What do you get when you mix big food and beverage companies with non-profit organizations that are desperate for cash? Yes, cause marketing (sigh!). If you’ve been following my blog for a while, you’ve probably already heard me express concerns. And while the dastardly practice of linking health-related causes to unhealthy products is still quite active as this National Heart Month can attest, I’m optimistic that change is in the air.

“Why,” you may ask? More and more people are starting to speak up. In fact, when I researched my post about Pinkwashing last fall, I learned there are entire efforts like Think Before You Pink that are fighting to protect their cause from loosing relevancy at the hands of frivolous, misleading promotions. And when a mom recently wrote me about her family’s experience with food, health, and cause marketing, I couldn’t resist asking her to share her story. (more…)

Continue Reading Losing Faith: One Mom’s Frustration With Cause Marketing

Weight Loss Carpetbaggers

Weight Loss Can Be Challenging

Well they’re doing it again. When the New Year rolls around, Big Food companies start peddling their insane weight loss programs filled with leanwashed, “healthy” food options. It’s pretty ironic if you think about it–the very same processed food companies that mislead us into eating more and more empty calories then turn around and sell us even more processed foods that pretend to help us lose weight. Much like the carpetbaggers who went South for political and financial gain after the Civil War, these weight loss carpetbaggers don’t really solve any problems. They just profit from them. (more…)

Continue Reading Weight Loss Carpetbaggers

Another Big Food Head Fake

Food marketers like to portray their products as pure and simple when they really aren't

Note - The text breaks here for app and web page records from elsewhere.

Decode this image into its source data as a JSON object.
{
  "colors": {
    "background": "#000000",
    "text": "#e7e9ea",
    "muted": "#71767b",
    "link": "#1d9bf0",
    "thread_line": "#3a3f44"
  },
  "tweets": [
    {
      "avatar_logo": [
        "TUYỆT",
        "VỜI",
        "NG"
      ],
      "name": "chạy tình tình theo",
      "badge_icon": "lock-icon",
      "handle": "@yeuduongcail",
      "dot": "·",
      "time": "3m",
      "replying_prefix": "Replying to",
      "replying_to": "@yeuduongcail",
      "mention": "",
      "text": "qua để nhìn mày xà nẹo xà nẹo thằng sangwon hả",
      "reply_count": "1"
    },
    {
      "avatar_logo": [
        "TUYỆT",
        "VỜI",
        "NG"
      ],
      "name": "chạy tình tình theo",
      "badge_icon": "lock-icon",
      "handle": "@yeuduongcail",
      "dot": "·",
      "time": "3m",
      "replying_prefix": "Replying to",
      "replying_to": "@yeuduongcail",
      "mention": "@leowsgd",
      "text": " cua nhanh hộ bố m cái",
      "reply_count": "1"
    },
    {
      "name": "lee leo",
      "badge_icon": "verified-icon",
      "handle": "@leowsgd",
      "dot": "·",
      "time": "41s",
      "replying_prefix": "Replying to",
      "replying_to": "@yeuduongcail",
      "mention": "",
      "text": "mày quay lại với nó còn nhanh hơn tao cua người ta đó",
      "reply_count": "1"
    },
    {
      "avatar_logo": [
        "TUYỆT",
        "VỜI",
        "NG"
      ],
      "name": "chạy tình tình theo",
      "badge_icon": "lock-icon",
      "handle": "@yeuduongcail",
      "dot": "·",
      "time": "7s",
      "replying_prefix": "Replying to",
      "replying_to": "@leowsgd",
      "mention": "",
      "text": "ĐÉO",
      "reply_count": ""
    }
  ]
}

Last month Californians lost their fight to label GMOs with the defeat of Prop. 37. Thanks in large part to Big Food and Ag companies spending over $46 million on misleading and blatantly false advertising, consumers will remain in the dark about what’s really in their food.

But false and misleading advertising is nothing new to the food biz. As consumers have become more and more interested in simple, real foods, Big Food companies have become even more aggressive in refashioning their highly processed (hush, GMO-ridden) products into pure and pristine gems picked straight from nature’s fields. Nowhere is this advertising trend more evident than in the $10 billion U.S. cereal category where leaders Kellogg’s and General Mills are going head to head to claim the new high ground in food, simplicity. Let’s take a look at both of their advertisements: (more…)

Food marketers like to portray their products as pure and simple when they really aren't

Continue Reading Another Big Food Head Fake